Once a side is chosen, you're shown an overhead map where you get to pick a mission, usually from two choices, sometimes more. Once that mission is completed you pick again, with the missions getting harder as you ultimately progress to a final showdown with your race's opponents. It's a nice change from the completely linear, but not enough to carry the game. Remarkably, the game suffers from too many nice touches. There's plenty to be found, but these touches never manage to elevate KKND2 beyond "been there, done that, got the T-shirt."

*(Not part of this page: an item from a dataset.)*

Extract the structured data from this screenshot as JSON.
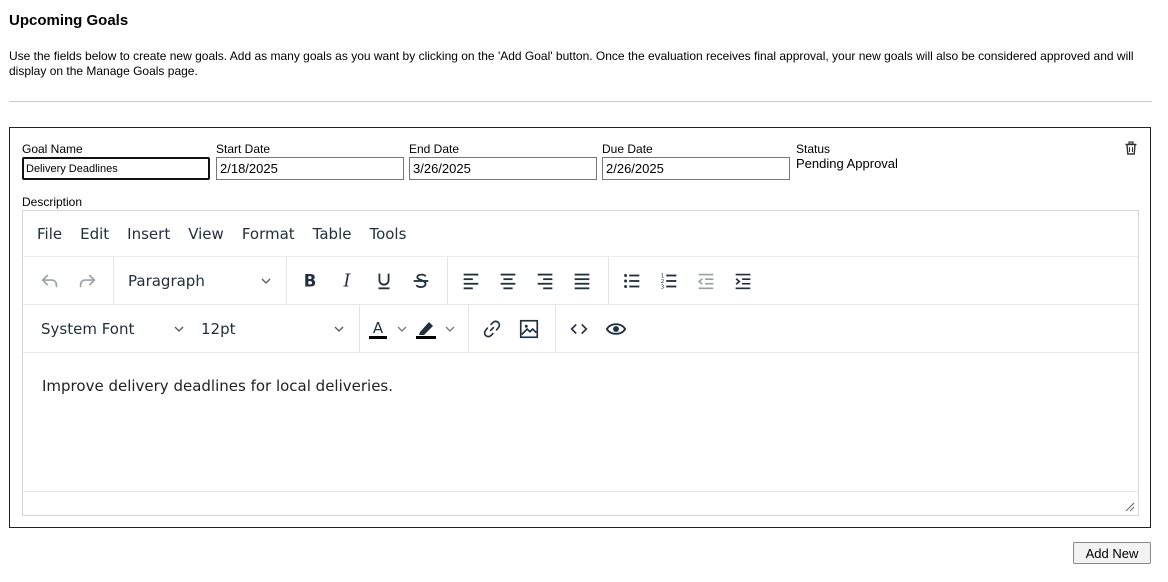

The basic gameplay is a combination of old school and new school. There's no attempt at a plot, and each mission is basically the same: build base, gather resources, destroy enemy. You might have a mission that gives you a handful of troops, and you need to make do with just these units. Overall, though, expect a lot of build base, gather resources, destroy enemy. Thankfully the game is infused with enough new-school play to keep up with the competition. Take some Red Alert, mix with Starcraft, stir in some Extreme Tactics and Total Annihilation, add a pinch of Dark Reign, and cook until all flavor is lost. Whatever feature you can think of from your favorite real-time strategy game can be found in KKND2. Waypoints, marshaling points, production queues, squashing infantry with tanks, map bookmarks, making your own units, the list goes on. But except for making your own units (which has been done before but never done so well) none of it's new. Sure it's all well executed, but no new benchmarks are set.
You'll also find plenty of extras. You can make your own scenarios, skirmish against the computer, and edit unit stats. A few cool extras pop up in the actual game too, like finding helpful hi-tech units hidden in bunkers or units, which when repaired, go back to the spot they came from automatically. But once again the extras are all pretty much stuff we've seen before or are simply not that exciting.
There's nothing really wrong with KKND2 as a whole. In fact, in terms of clones, it's at the top of the list. Graphics are nice, the sound effects are decent except for the repetitive unit acknowledgments, the AI is truly good, there's a heap of features... but it's all old news. It's not horrible, as in Conquest Earth horrible, but it's not the type of game that causes you to make exclamations of glee while playing. If you've been in a bomb shelter for the past year and haven't played Total Annihilation or Starcraft, you'll consider KKND2 a fantastic game. For the rest of us, it's too much imitator and not enough innovator.